- [ABOUT THIS EXERCISE]: Filter the records below and copy every line containing the word "Samples".
------------
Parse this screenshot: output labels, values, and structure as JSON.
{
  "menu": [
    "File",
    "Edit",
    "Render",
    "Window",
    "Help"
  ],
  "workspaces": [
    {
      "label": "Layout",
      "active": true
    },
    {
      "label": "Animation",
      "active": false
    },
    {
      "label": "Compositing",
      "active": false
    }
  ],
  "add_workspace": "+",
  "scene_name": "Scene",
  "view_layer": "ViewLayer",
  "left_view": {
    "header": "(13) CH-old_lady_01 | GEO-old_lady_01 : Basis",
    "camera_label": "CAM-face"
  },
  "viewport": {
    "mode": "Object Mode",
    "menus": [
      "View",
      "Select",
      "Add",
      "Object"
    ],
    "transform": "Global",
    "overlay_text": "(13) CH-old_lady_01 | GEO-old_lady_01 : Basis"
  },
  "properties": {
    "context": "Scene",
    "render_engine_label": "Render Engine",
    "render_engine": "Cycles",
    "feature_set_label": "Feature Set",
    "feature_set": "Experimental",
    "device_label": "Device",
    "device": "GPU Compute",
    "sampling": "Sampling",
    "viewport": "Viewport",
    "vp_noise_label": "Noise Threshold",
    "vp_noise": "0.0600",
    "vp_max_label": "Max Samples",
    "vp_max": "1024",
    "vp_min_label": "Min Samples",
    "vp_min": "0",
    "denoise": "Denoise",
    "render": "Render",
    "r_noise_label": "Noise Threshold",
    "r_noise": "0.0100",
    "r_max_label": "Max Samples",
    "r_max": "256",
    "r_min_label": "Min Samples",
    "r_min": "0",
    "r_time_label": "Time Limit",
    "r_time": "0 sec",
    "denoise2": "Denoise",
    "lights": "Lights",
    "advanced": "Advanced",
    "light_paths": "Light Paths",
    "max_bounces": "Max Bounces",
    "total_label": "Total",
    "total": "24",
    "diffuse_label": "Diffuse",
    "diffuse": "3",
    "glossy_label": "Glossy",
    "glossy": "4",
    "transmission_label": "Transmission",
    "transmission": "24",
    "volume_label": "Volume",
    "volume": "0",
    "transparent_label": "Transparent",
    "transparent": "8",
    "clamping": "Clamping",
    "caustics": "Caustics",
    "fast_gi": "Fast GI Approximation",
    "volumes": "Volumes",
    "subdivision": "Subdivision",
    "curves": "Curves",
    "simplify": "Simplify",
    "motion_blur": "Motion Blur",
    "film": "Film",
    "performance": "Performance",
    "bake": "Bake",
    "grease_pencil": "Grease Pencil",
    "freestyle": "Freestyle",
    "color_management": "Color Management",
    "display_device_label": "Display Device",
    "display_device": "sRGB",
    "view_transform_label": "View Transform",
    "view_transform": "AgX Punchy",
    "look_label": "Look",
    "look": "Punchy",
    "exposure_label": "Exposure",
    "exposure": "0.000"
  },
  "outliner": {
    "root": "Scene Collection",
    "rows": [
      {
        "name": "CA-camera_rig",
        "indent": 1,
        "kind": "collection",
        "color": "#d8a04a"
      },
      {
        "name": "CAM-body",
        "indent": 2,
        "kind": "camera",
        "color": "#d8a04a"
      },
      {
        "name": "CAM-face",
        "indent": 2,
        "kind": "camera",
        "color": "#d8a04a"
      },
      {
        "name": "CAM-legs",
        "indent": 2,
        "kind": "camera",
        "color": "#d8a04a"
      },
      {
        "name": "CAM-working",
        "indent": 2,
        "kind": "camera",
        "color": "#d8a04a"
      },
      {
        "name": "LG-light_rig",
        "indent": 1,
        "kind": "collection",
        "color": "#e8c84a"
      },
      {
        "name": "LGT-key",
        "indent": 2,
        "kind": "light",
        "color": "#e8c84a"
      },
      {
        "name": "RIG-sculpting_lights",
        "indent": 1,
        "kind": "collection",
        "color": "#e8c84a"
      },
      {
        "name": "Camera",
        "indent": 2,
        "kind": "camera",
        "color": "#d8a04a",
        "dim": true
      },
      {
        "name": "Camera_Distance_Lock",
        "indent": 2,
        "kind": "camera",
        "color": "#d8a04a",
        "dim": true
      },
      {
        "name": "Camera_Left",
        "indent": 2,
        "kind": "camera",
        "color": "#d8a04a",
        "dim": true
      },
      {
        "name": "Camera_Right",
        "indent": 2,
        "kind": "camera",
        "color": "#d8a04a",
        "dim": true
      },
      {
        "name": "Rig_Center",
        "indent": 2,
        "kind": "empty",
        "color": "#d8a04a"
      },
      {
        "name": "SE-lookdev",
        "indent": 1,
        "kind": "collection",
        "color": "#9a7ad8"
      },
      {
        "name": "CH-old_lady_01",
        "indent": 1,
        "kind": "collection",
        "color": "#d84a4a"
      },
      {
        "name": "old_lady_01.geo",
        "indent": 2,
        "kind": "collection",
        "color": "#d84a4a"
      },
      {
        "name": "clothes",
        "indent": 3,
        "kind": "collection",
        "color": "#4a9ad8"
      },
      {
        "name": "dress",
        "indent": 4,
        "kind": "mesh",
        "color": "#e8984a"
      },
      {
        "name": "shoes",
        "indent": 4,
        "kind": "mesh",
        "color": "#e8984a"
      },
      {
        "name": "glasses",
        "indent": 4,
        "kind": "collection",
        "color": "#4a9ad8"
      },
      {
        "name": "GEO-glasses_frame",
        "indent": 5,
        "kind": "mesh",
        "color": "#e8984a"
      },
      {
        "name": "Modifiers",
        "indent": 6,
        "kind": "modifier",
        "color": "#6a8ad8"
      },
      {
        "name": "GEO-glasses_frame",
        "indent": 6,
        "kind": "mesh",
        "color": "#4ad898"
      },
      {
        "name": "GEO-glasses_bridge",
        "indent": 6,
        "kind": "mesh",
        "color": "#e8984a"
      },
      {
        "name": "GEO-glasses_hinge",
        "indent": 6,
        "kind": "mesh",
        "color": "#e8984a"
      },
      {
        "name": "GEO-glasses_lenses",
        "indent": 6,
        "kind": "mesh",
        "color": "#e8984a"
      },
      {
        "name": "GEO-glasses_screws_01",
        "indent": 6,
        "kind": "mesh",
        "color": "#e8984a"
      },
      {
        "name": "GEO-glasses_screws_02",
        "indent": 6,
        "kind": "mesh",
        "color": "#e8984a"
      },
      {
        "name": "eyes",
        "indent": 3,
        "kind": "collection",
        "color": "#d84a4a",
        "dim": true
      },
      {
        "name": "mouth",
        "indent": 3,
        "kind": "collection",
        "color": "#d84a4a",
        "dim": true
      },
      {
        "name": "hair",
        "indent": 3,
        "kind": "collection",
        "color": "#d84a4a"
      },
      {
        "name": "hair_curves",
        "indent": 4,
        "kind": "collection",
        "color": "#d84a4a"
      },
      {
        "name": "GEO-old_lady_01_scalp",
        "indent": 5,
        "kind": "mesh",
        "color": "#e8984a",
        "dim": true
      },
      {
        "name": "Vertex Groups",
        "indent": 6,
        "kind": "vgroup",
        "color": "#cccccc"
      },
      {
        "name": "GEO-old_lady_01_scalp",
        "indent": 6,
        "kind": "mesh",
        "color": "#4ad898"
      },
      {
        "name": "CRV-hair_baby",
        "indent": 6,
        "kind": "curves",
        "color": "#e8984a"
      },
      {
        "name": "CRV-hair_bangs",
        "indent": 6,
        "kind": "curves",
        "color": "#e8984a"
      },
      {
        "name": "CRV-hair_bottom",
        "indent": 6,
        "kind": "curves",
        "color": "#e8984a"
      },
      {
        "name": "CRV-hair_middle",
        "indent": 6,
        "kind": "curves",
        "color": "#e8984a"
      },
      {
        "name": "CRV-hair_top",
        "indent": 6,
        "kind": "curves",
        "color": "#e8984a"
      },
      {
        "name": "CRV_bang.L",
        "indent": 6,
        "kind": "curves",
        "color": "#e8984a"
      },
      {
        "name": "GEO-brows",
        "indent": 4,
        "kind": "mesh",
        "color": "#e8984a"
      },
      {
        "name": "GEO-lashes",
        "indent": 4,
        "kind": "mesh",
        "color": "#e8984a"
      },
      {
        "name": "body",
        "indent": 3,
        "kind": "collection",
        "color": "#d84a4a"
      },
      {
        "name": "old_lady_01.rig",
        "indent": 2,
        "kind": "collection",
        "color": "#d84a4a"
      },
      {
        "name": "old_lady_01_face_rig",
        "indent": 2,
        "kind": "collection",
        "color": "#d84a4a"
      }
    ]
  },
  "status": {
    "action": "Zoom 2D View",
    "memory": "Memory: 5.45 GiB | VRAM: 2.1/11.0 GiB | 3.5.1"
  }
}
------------
- [ANSWER TO THIS TASK]:
    "vp_max_label": "Max Samples",
    "vp_min_label": "Min Samples",
    "r_max_label": "Max Samples",
    "r_min_label": "Min Samples",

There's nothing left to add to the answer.